Exercise requirements
Give the count of lines in the data that include the string "true", with no added remarks.

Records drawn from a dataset
* * * *

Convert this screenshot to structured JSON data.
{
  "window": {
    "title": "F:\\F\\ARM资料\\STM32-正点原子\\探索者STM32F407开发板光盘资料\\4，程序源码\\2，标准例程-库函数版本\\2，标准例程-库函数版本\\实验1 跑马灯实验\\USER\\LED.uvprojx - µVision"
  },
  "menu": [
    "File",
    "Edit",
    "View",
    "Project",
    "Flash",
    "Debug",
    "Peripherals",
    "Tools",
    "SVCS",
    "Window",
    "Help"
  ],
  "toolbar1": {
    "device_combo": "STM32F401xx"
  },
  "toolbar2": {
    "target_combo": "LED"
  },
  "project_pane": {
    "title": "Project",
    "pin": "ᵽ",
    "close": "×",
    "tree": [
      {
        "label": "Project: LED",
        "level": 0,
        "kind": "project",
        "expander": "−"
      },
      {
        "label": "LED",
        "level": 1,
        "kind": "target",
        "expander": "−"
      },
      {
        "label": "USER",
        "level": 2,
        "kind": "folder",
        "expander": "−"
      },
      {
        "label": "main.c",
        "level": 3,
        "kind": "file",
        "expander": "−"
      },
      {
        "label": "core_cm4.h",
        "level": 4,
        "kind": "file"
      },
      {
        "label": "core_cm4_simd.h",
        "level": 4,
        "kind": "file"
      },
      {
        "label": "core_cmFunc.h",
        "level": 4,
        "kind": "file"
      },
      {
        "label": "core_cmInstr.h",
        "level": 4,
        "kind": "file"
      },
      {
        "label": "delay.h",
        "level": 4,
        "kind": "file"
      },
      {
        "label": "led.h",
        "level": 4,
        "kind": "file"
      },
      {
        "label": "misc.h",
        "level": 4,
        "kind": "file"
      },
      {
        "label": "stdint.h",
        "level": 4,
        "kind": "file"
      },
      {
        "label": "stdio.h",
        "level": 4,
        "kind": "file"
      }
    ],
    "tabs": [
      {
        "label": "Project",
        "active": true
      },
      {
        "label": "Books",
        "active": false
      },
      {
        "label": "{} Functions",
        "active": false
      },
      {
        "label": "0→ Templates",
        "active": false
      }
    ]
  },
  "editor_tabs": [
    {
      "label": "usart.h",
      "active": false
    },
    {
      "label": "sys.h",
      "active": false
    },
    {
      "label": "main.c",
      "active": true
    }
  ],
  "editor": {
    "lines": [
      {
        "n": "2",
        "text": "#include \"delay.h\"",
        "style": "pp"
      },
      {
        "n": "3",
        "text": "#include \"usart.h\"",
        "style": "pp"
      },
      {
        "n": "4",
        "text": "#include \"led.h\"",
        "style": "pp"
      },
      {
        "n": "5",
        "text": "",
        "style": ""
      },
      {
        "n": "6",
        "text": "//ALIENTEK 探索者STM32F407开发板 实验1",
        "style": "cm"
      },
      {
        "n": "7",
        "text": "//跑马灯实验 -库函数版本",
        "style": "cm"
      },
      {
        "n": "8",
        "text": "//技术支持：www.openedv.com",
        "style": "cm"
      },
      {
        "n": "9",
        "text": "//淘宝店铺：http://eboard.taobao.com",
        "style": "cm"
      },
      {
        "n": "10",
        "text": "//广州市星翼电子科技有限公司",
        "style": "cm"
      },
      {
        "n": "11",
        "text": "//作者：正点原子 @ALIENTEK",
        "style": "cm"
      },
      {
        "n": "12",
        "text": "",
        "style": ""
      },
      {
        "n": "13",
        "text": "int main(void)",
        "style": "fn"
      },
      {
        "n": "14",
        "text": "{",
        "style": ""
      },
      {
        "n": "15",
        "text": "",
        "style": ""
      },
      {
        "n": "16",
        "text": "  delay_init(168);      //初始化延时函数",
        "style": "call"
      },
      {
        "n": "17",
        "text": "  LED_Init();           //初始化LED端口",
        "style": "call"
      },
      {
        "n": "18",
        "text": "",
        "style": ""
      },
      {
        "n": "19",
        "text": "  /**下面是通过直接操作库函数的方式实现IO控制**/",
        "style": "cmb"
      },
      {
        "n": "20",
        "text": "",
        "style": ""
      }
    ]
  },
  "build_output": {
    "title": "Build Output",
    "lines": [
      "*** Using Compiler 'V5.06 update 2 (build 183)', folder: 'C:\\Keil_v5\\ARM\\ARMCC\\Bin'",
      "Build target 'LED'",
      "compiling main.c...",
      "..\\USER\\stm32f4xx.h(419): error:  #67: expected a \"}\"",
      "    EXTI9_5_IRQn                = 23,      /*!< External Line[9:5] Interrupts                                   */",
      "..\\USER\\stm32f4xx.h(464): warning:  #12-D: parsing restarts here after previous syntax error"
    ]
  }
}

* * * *

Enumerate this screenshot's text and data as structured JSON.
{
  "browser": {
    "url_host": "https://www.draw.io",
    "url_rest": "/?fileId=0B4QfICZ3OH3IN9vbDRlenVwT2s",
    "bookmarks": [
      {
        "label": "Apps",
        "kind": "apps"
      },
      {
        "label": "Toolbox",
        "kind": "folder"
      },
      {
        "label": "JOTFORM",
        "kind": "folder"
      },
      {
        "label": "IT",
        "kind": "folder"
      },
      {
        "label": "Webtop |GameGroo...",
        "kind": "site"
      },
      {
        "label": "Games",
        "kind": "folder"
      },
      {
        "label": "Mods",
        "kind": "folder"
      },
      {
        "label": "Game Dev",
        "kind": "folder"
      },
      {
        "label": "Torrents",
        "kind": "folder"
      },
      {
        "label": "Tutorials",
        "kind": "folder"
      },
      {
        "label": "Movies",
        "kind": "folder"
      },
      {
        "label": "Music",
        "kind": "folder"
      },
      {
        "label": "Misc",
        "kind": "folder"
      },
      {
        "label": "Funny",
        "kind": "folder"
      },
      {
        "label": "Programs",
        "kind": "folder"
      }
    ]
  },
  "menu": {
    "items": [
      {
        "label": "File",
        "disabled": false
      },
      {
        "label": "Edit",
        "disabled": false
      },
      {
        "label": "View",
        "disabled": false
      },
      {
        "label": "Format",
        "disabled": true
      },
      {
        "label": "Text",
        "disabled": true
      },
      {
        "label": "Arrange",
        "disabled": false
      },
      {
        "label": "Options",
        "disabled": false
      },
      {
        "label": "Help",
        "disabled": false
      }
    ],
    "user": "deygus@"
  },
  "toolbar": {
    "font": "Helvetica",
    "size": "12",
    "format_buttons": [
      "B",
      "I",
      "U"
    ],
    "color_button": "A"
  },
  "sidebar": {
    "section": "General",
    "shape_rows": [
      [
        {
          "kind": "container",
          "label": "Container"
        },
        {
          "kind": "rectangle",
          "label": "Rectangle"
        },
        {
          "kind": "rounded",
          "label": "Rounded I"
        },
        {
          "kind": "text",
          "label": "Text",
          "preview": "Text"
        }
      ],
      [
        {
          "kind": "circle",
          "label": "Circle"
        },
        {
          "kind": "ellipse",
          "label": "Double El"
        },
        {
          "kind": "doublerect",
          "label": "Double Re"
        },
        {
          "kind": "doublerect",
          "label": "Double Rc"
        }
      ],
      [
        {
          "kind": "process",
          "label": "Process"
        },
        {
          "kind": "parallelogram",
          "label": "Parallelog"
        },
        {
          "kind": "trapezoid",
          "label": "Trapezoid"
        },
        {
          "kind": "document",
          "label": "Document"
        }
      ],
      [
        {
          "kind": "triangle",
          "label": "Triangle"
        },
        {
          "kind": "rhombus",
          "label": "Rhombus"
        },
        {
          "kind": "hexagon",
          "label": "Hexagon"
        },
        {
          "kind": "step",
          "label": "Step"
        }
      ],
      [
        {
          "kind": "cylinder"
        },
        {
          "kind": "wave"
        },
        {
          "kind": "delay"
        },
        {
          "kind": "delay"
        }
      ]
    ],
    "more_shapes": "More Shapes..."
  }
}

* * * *

Task result
4